17 October 2007

Fear, Parents, and Schools

Originally posted on American Thinker - 17 October 2007.

While I agree with Chrisopher Chantrill's article "Fear is the Missing Ingredient in Government Schools" for the most part, I think that perhaps he's missing an important point in the tale: that parents are, at least to some significant degree, guilty of pushing an agenda of "you must accommodate my student." Governments, from the local to the federal level, are guilty of bowing to this pressure. Never mind what problems the student may have - emotional, psychological, behavioral, or educational. What matters more is inclusion in a "normal" classroom regardless of the fact that students with considerable versions of the above mentioned problems have a tendency to disrupt entire classrooms on a regular basis.

It truly is the lowering of the bar to the lowest denominator, one that is not even common.

And what's more, the rules on weeding out students who do not belong in the general population of a school are so wickedly restrictive that, short of actually committing an offense like the horrific one seen in Ohio, it is nearly impossible. In some states, it takes a violent felony committed on school grounds (if memory serves correctly) for expulsion to be considered. Not on school grounds? Not a problem. No metal detector or special program can solve that issue.

The solution requires rethinking of what education is in our society. Is it a right or a privilege? Is it a state or societal responsibility or a family and a personal responsibility? Is the accommodation of the "special" student more important than the true education of the majority of students?

Put more bluntly, when should the one trump the many? How far should the bar be lowered before there is a recognition that the liberty of the majority is being trampled upon?

Without a doubt, the solution to education problems in the US has many facets, and I think that Mr. Chantrill hits on one key vehicle of change: fear. But teachers should not be the only ones who fear for their positions. Students must feel fear of being expelled for serial violations of rules. Parents must fear the consequences of what they will do with their children should they be expelled. Those children who demonstrate that they cannot operate effectively in a standard learning environment must be taught elsewhere, and that is a parental responsibility, not a state responsibility.

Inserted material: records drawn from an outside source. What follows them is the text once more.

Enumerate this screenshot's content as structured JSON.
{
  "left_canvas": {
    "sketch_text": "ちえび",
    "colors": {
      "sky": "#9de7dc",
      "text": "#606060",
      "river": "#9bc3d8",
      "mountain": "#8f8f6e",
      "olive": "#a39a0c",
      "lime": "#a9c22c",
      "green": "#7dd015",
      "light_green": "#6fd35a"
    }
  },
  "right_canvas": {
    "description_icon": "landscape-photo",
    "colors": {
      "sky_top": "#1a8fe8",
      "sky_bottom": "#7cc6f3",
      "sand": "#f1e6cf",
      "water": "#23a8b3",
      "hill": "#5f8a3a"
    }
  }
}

The ones who should be without fear, akin to the example of the patient in a hospital, are the students who follow the rules and work diligently at their studies. They are the ones who are all too frequently being left behind. They are the ones who deserve safe, orderly classrooms, professional teachers who push them to their best, and parents and administrators who guard the schools from those who do not choose to participate in learning - be they teachers or students.

1 comment:

Anonymous said...

Mr Myer,

Are some students more equal than others? Or to put it another way, should taxpayer-funded education be allocated based on student abilities and/or based on a judgement call of whether or not a student has "problems"?

As the mother of a brain-injured child, I find your attitude about who deserves an education heartlessly dismissive of the idea that ALL children are equally deserving of, and legally entitled to an appropriate education.

You ask whether the accommodation of the "special" student is more important than the true education of the majority of students. I believe it is not more important, but equally important.

Try selling your idea that only the perfect or near perfect have a right to education to any parent of a brain-injured child. I thought we had done away with the idea of sticking these children out of sight and forgeting about them. Perhaps if you had a child with problems you might better understand the necessitiy of inclusion.

Suppose you were to put a normal child into an abnormal environment. You would not expect him to develope normally, would you? Now, take the abnormal child and place him into an abnormal environment. What chance does he have at normalcy? Virtually none. He already has enough going against him, and separating him from the real world further reduces his chance of learning to fit into society.

I just don't agree with your assumption that inclusion is causing so many problems that normal students are being denied a proper education, or that special students have a larger propensity for violent or dangerous behavior than regular students. Obviously, indications of such behavior by any student should be grounds for removal.

This issue is near to my heart. My little girl, age 11, has down syndrome.She's not in school right now, but when she does go, I will insist upon her inclusion into a normal classroom. Since my state spends around $10,000 to educate each student, I believe that she is equally entitled to those funds. (I am not necessarily arguing for government education - I am an enthusiastic school choice supporter.)

My older children's experiences with special kids at school has been positive. Right now my athletic son has some friends who are brain-injured. He loves them and does not consider them a hindrance to his education at all. Rather the contrary. One young man with Autism is an excellent drummer and some of the guys want to start a band with him. Another young man with down syndrome is popular and much loved by all. These children have a generally positive effect on the other students. Everyday life is full of people who don't fit in, and it's important for all of us to learn compassion for them. They have a hard road to travel that very few of us really understand.

When I grew up, there were no specal students anywhere to be found. I remember when we used to drive by the "warehouse/school" where they lived. I had no concept of who they were or what their life was like - they were just strange and kind of creepy. I'm ashamed of that attitude, but not surprised that it existed in large measure in those days. Thankfully those days are gone forever.

Mr Myer, I don't believe that the one is trumping the many. I've never seen it, and I think it is more likely that the special education students are the ones receiving the inadequate education. I go back to my original question: Do you really believe that some students are more equal than others? I hope not.